There’s no limit to creativity. It doesn’t have a cap. It doesn’t run out. In fact, Maya Angelou says, “The more you use, the more you have.” To unlock creativity, we have to embrace the idea that inspiration is an everflowing, unpredictable force that can come from anywhere. We can’t shove it into a box or attach a formula to it. Instead, we have to practice the art of becoming more aware of how it can show up in our lives—and that’s where yoga for creativity can come into play.
Society typically defines creativity through the lens of things that appeal to the senses. If we can see it, hear it, touch it, smell it, or even taste it, we call it art. Think museums, your favorite album, sculptures, gourmet meals – these are the things we define as the end-product of a creative process. But what if we had the audacity to think bigger?
Step one to becoming more aware of how creativity can show up in our lives is shifting our focus from art as we know it to problem-solving. This shift opens up a world of possibilities and turns creativity into something that can exist in everyone – strategists, musicians, artists, executives, finance gurus, athletes, nurses – so long as they’re grounded enough to see it.
Tapping into creativity requires a willingness to cultivate a sense of awareness that travels deeper than the surface.

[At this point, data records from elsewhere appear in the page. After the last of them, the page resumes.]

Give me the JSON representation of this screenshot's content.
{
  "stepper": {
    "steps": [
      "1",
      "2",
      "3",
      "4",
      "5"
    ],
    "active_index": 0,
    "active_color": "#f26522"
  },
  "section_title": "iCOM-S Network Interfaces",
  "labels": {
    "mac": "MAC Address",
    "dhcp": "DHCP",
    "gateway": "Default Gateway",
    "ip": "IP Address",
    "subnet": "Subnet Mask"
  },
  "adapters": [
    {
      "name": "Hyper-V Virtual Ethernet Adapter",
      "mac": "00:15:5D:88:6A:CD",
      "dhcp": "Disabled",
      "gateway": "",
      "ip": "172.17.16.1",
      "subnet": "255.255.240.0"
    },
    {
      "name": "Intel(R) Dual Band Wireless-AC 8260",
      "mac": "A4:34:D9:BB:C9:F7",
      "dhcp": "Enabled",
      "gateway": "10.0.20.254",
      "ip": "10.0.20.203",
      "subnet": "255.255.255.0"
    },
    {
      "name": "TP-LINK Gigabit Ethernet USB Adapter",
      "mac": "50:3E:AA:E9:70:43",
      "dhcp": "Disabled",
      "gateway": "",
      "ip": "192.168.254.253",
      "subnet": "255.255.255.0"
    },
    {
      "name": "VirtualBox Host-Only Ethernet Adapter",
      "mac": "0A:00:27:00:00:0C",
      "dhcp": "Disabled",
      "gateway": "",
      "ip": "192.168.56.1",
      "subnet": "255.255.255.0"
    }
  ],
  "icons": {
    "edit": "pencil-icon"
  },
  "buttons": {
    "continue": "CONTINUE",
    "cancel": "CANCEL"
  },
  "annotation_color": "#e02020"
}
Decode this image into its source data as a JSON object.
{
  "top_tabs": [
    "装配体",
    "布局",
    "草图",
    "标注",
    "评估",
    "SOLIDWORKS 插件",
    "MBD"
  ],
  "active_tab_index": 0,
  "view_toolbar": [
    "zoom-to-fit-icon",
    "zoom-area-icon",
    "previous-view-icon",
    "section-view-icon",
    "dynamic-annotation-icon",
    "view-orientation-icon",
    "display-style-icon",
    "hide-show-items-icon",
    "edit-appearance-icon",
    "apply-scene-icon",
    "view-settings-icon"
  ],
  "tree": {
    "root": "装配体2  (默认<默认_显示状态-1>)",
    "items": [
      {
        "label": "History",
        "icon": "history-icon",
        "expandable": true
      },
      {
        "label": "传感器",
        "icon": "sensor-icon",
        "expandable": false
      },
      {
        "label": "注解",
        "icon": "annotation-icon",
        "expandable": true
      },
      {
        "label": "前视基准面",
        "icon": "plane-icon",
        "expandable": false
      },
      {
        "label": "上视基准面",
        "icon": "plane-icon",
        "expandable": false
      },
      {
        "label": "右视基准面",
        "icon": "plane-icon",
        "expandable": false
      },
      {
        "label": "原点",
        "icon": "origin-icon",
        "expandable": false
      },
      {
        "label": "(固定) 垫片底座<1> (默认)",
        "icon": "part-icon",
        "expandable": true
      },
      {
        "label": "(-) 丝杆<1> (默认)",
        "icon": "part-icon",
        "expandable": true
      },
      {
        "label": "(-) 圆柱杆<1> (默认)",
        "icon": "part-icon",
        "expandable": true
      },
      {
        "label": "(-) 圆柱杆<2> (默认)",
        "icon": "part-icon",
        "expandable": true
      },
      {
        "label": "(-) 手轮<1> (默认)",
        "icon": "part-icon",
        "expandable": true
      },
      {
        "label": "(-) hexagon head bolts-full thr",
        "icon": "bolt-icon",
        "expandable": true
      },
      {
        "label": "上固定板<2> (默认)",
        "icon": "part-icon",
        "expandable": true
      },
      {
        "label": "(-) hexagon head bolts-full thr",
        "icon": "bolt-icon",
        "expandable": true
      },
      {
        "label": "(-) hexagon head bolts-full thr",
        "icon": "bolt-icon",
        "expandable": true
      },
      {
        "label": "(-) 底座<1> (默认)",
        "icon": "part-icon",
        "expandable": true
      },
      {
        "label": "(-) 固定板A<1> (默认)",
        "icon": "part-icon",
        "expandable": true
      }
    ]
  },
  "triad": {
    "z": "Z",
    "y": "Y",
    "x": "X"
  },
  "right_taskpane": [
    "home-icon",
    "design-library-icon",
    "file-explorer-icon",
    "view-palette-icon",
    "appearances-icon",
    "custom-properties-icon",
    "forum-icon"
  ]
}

It pushes us to establish a rhythm of reflection that makes space for us to see our experiences, traumas, and issues a bit differently. Through that reflection, we notice what feeds our souls, what makes us angry, where there are injustices in the world.
And while some people stop there, creativity comes into play when we start to connect the dots and find universal truths that become the basis of our solutions. Then, from that space of awareness, we make moves and bring solutions that close a gap, make others feel seen, or fulfill a need to life. In other words, your life experiences, strengths, education, and uniqueness are the fuel that helps you dream up solutions that turn into business plans, budgets, works of art, even vaccines.
Creativity doesn’t have to be black and white. It adds color, and yoga exists as a tool that can help you unleash that color. The practice unites your mind, body, and breath on the mat to make space for deep-rooted awareness. And while it isn’t the only tool you can use to access creativity, yoga for creativity uses movement and meditation to help you move past mental and physical burnout and wake you up to how you can leverage your genius to resolve issues in your community.
Picture a class full of kids. Each of them receives a box of crayons and a coloring page with a doodle of the world on it. There’s a pretty strong guarantee that what each kid does with their crayons and doodle is going to be different. No two finished products will look the exact same because they all have a unique way of looking at the same thing. And while that perspective never goes away, our willingness to play does. The next time you’re in need of a solution for something, challenge yourself to step away from your routine long enough to experiment and make unlikely connections. The ability to do that is already inside of you, and that is the foundation of creativity. The world is your canvas, and when you make space, you’ll start to see how you, and only you, can color it in.
4 ways to use yoga for creativity
- Find space. And make sure it’s about as big as a yoga mat. This can be outside, in your home, on a rooftop – anywhere you feel comfortable. The goal is to feel like you have the freedom to take up some room (and move in it).
- Flow freely. Turn on a timer for 10 minutes, and create a mini flow based on what you know, even if that means you sit in Child’s Pose the entire time. Focus on the beat of your breath, and think of that rhythm as evidence that you are in the present moment.
- Record what comes up. Once the timer goes off, spend a few moments putting everything you’re thinking and feeling on paper – maybe it makes sense, maybe it doesn’t. The purpose of this exercise isn’t to come up with your next big idea but to practice becoming more aware of the ideas that maybe be lying beneath the chaos of your day-to-day routine.
- Repeat. Don’t just do this one day and expect results. Practice the art of creating space at least two times a week. The magic isn’t in completing the task, it’s in making it a habit.